Post curing in a separate UV Curing Unit is not a matter of hours but just minutes There are several Curing Units available on the market. The post curing will harden the material to give it a more rigid structure and seal the outside so it will not be sticky.
It is true that the “Ultra” machine is direct from Envisiontec but Envisiontec can print on their “Ultra” 2 kind of materials. One(RC31) is a nanoparticle filled material that is used to build hard-wearing, stiff and high temperature resistant parts. The other material is the SI500 and is a yellow high-temperature, ABS-like photopolymer to build three-dimensional parts.
Like any machine there are pro’s and con’s. Sure you have to do some post processing after the part is finished but you can easily sand, polish, drill, glue it and even metalize the nanocure (RC31) material (See http://www.3ddc.eu). If you remove the support gentle it will not break out of the model itself.
In the near future Envisiontec will even improve the focal point of the DLP chip with new way of calibrating.

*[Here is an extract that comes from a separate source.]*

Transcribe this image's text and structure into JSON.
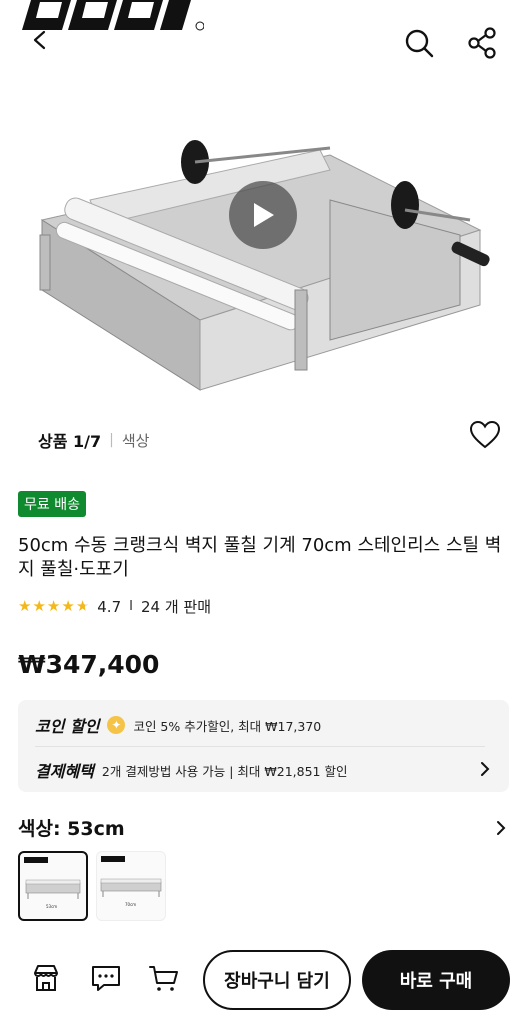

If you compare the Envisiontec “Ultra” and its accuracy/price relationship with other machines the “Ultra will stand out its competition.
Because of the “projection method” it does not matter if you print a single item or the whole build platform filled with products, so it is with 12mm/h still a quick machine. This in comparison with laser or nozzle technology.
If you want to see the Envisiontec Ultra in action contact CNC Consult in Den Bosch. They have an Ultra working and are dealer for the BeNeLux of Envisiontec products.
I must say Z-corp does an excellent job in marketing the product
I want to clarify a few inaccuracies noted in the thread above...
The ZBuilder Ultra is indeed manufactured by EnvisionTec and will be distributed by Z Corporation through our large, proven worldwide reseller channel, which we believe is an advantage of purchasing the technology from Z Corp. Our resellers provide localized sales, service and support. Another advantage for customers is the ability for designers and engineers to one-stop-shop with a proven vendor, enabling them to purchase the right tool for the right application, whether that application warrants ZPrinting inkjet 3D printing technology or ZBuilder DLP technology. An earliier post also talked about Z Corp. "departing" from ZPrinting technology with this announcement - nothing could be farther from the truth. Z Corp. is absolutely committed to its ZPrinting, inkjet 3D printing technology, and is distributing the ZBuilder DLP technology as a complement to ZPrinting in order to provide designers and engineers with solutions that meet all phases of the product development cycle, from concept modeling through design verification and late stage functional testing.